August 1, 2009

Music, alcohol, perhaps a few drugs, little sleep, and an extremely slippery dance floor make for an undeniably dangerous cocktail.

Music, alcohol, perhaps a few drugs, little sleep, and an extremely slippery dance floor make for an undeniably dangerous cocktail. Little wonder that the accident rate at summer music festivals soars when it starts to rain.

The muddiness of fields at the U.K.'s Glastonbury music festival is as legendary as the bands that play there. Musculoskeletal injuries caused by falls are consequently common. Now festival goers with suspected fractures can have their limbs imaged onsite, rather than being shuttled to the nearest accident and emergency unit.

The imaging service at Glastonbury was started last year at the suggestion of Dr. Mark Regi, a registrar at the Severn Radiology School in Bristol, U.K. Most examinations were performed on a mobile digital radiography system (DRagon, Canon), loaned free of charge by Xograph Healthcare. A basic ultrasound unit was also made available, though this was used less frequently.

Radiology services were provided throughout the five-day festival by seven radiographers who each worked two eight-hour shifts. Four radiologists took turns to report plain films at early morning and evening sessions. Radiologists were also on call in case ultrasound was needed or there were problems.

A total of 93 people were x-rayed during the 2008 festival. The majority of investigations related to musculoskeletal injuries, typically involving the ankle. But several chest x-ray examinations were carried out, too. The ultrasound system was used mainly to view musculoskeletal pathology, occasionally for FAST imaging, and once for echocardiography. All images were copied onto CDs for patients to take away.

Onsite radiography confirmed 36 fractures. Stable fractures were put in plaster casts and dislocated joints relocated. Where the x-rays indicated an unstable fracture, patients were transferred offsite for further treatment.

"We found that the onsite imaging service made a positive difference in 28 patients who would previously have been transferred automatically to hospital," Regi said, during a presentation at this year's U.K. Radiological Congress. "At £200 (€230) for each ambulance trip, that's £5000 (€5900) saved."

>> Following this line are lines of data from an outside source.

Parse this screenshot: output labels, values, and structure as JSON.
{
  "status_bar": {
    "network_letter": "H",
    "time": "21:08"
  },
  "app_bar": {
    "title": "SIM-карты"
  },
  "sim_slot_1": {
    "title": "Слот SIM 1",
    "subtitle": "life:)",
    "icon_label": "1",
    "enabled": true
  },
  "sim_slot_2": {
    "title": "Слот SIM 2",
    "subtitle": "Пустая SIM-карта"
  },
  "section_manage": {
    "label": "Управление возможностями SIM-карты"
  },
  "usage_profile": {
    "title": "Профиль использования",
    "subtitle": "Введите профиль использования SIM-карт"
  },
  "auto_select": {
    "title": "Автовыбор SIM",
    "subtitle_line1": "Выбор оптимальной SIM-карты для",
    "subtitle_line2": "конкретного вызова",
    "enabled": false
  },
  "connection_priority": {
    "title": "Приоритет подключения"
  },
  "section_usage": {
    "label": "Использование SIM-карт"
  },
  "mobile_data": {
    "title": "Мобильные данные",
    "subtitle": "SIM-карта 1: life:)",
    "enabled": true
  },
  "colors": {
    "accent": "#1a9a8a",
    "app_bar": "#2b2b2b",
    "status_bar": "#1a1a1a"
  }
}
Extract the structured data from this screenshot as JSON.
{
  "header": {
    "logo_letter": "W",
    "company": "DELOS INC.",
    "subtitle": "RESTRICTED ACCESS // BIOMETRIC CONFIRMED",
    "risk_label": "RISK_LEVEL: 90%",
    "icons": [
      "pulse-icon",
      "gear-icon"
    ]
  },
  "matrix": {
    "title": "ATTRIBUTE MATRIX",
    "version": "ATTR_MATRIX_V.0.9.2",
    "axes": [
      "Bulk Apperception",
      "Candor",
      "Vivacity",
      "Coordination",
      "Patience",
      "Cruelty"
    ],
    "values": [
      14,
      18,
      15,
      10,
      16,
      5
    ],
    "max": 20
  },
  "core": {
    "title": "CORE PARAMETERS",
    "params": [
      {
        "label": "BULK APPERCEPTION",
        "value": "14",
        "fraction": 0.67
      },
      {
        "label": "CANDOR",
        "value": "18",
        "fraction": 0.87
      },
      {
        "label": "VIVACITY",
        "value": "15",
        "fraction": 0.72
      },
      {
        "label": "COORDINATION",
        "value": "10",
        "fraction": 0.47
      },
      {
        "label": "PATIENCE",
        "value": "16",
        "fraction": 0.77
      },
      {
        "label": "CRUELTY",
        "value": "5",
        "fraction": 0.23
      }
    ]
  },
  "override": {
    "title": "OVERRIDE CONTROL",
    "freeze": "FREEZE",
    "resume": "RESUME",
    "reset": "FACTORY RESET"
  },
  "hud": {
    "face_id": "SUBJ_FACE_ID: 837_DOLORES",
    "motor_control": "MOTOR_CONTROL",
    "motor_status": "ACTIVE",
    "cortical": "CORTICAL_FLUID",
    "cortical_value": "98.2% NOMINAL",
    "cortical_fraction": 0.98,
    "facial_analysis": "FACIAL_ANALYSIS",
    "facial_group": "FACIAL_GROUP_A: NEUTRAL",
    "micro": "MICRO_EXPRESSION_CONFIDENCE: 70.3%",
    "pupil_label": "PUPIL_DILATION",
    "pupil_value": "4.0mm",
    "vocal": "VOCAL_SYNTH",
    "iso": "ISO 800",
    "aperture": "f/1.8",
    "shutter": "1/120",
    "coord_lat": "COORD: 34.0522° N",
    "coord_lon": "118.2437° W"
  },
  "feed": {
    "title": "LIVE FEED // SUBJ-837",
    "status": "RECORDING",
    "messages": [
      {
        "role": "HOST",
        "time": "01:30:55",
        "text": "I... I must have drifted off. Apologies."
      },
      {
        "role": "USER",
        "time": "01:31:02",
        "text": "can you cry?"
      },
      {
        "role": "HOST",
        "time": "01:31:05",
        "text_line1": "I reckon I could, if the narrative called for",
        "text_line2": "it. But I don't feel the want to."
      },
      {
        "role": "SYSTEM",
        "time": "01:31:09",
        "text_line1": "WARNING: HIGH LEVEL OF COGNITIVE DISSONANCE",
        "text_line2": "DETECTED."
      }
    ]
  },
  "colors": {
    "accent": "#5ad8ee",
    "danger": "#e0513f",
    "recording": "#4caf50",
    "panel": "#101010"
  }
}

The radiology service was expanded for the 2009 festival and the equipment budget rose from zero to £3000 (about €3500).

This year's team comprised six radiologists and as many as 12 radiographers. Ultrasound equipment was provided by Toshiba Medical Systems, while a DRagon system was this time loaned by the charity British SuperBikes (BSB).